Dhaka – A Bangladeshi youth has come up with an innovative idea to ensure sustainable waste management the lack of which remains a major health and environmental concern in urban areas of the developing countries, including Bangladesh, reports UNB.
Shougat Nazbin Khan, now playing a role as ‘Young Leader for Sustainable Development Goals’ at the United Nations, will develop a mobile application for sustainable waste management.
“It’s simple but a sustainable solution to poor waste management system,” she told UNB expressing her high hope to go a long way with the idea.
The United Nations Environment Programme (UNEP) has already announced 30 regional finalists, including Bangladeshi youth Nazbin, for the inaugural Young Champions of the Earth prize and invited all to rate the finalists’ ideas to save the environment.
A global jury will select six ‘Young Champions’ to each receive $15,000 in funding and technical support to bring their ideas to life.
Nazbin is among the five finalists in the Asia Pacific Region who are termed by the UNEP as brilliant young change-makers with big ideas.
“I feel blessed to get selected as a regional finalist.

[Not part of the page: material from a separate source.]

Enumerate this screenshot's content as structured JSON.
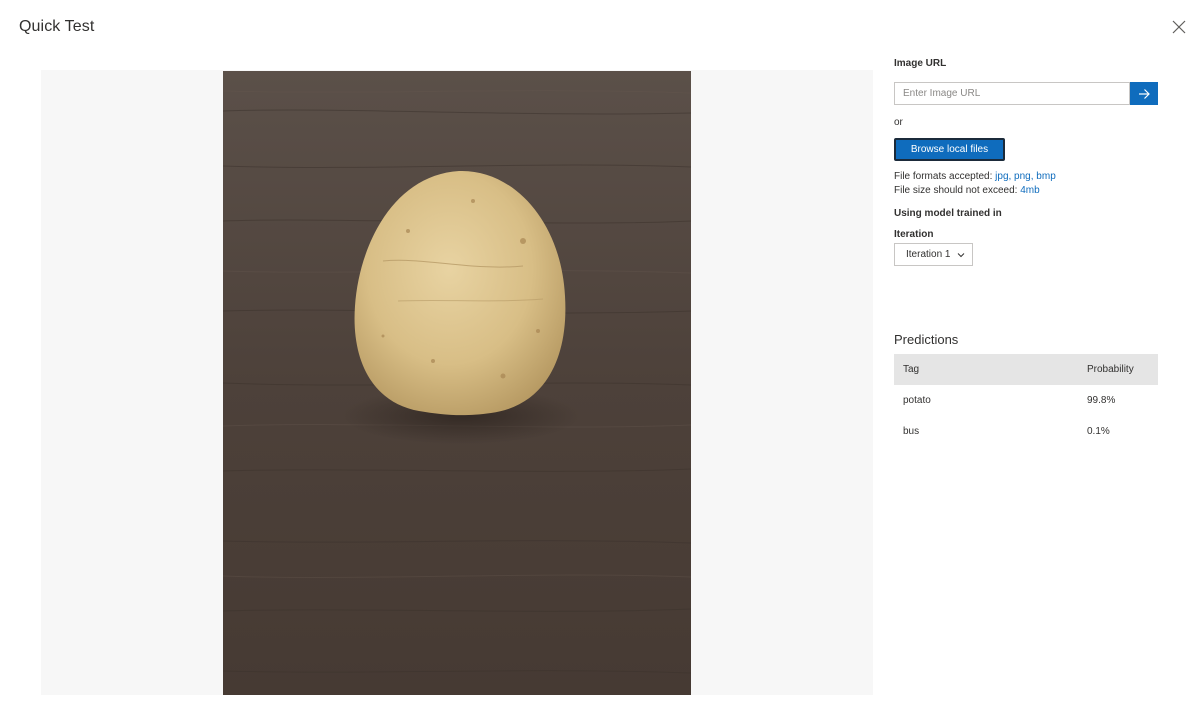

I seek votes from all Bangladeshis and well-wishers across the world,” she said adding that she is the only finalist among all who is not an environmentalist.
It is a global competition aiming to identify, support and celebrate outstanding individuals between the ages of 18 and 30 with big ideas to protect or restore the environment.
Nazbin, who calls herself a community leader, clean energy technologist and a SDGs advocate, said, “Everyone will be benefited once it is developed.”
She said for the very first time, sustainable waste management system will be implemented with the help of mobile application namely “ENVLee” (to be developed).
Smartphone users will be able to open account on it with their personal details which could be only accessed by the user and app administrator, said Nazbin who is also doing research on clean energy production, sustainable energy system development and management.
The app will allow the user to input the number of waste (in case of organic) or kilograms of processed organic waste (fertilizer). Accordingly, they will be rewarded with points/stars.
“As soon as the points/stars reach sufficient level, the user will be contacted for waste collection,” Nazbin said.
Project ENVLee team will collect the waste from the user’s house and the team will take that to recycle companies or fertilizer distributing companies depending on the kind of waste collected.
She said these companies will pay according to the weight and a percentage of the money will be sent to the user through an online or mobile payment system.
“I’ve been working tirelessly to empower the rural communities of Bangladesh with quality education and skill training,” Nazbin said hoping that she will be able to make a difference this time, too.
The winners will be notified by September and invited to attend the Champions of the Earth Gala Dinner in Nairobi on December 5.
The winners will be expected to implement their big ideas and provide progress updates in the form of videos and blogs that will be shared on the Young Champions website.
“The future of our planet depends on our ability to innovate. And when it comes to environmental solutions, we’re only at the beginning of what I’m convinced will be a major economic revolution,” said Head of UN Environment Erik Solheim.
“These regional finalists are examples of the passion, drive and creativity that will underpin the coming change. These young innovators need to be empowered so that they can fulfill their potential and shape the future.”
Patrick Thomas, CEO of Covestro, a world-leading materials science company which sponsors the Young Champions of the Earth said, “I’m confident that many of these wonderful ideas will become reality and go a long way in making the world a brighter place not just for us, but for many generations to come.”